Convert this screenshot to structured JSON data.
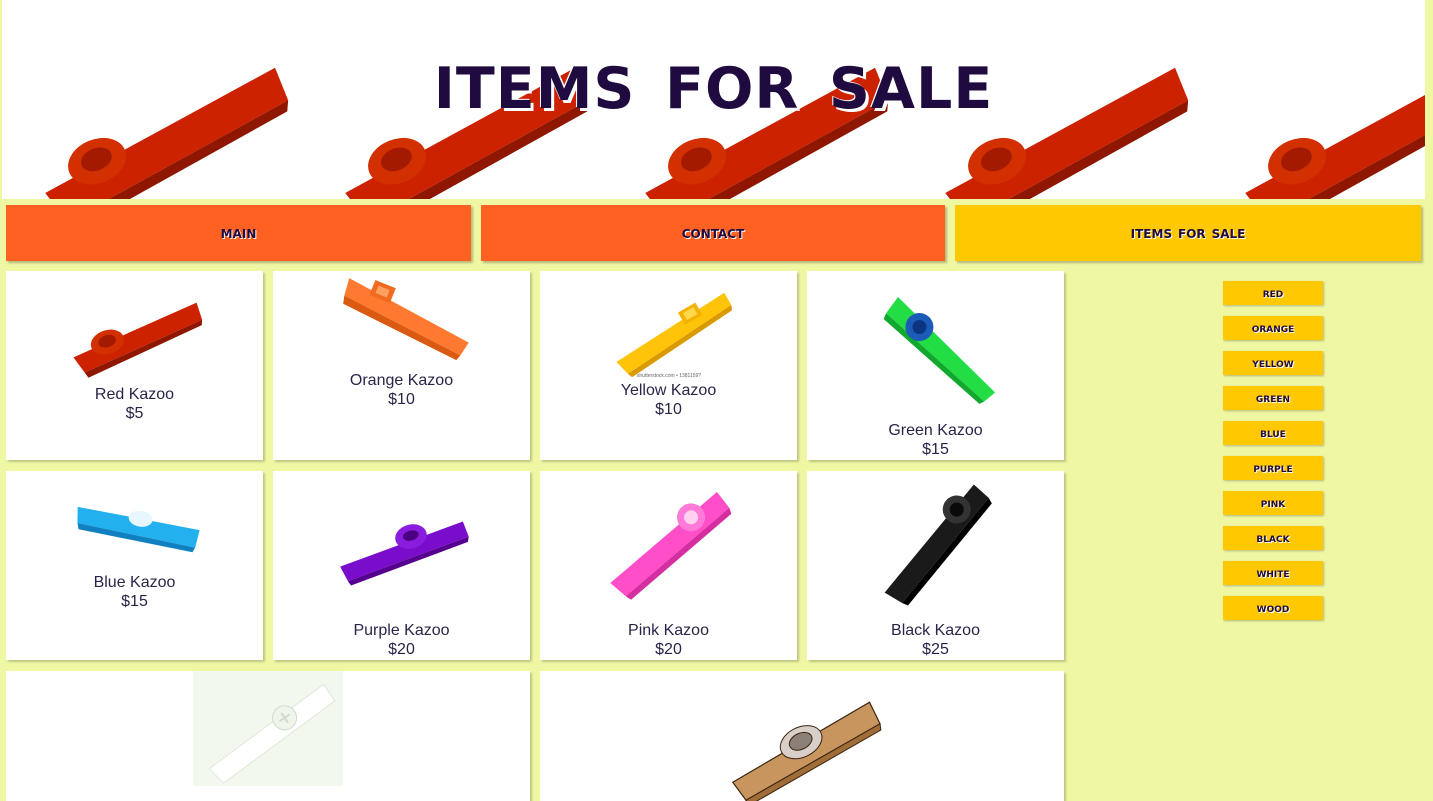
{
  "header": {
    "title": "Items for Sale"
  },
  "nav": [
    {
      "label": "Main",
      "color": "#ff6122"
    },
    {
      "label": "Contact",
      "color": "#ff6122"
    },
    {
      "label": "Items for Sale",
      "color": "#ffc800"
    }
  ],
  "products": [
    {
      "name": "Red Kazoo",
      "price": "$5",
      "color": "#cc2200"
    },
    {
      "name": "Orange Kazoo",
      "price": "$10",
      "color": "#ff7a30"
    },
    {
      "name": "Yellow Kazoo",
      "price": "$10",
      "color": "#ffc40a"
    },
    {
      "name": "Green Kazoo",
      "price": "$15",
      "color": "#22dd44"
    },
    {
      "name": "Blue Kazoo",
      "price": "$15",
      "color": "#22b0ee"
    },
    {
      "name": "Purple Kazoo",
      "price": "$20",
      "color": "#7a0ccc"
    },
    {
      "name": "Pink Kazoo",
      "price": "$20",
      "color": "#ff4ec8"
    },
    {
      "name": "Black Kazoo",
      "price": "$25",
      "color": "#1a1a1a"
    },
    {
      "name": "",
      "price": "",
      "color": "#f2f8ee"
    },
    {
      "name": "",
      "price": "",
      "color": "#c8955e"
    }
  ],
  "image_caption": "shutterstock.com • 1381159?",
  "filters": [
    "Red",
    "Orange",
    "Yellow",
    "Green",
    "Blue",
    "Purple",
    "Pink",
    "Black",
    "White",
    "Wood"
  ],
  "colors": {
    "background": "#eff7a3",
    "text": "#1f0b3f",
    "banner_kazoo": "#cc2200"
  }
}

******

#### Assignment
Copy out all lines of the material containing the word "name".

#### Solution to the problem
      "name": "Red Kazoo",
      "name": "Orange Kazoo",
      "name": "Yellow Kazoo",
      "name": "Green Kazoo",
      "name": "Blue Kazoo",
      "name": "Purple Kazoo",
      "name": "Pink Kazoo",
      "name": "Black Kazoo",
      "name": "",
      "name": "",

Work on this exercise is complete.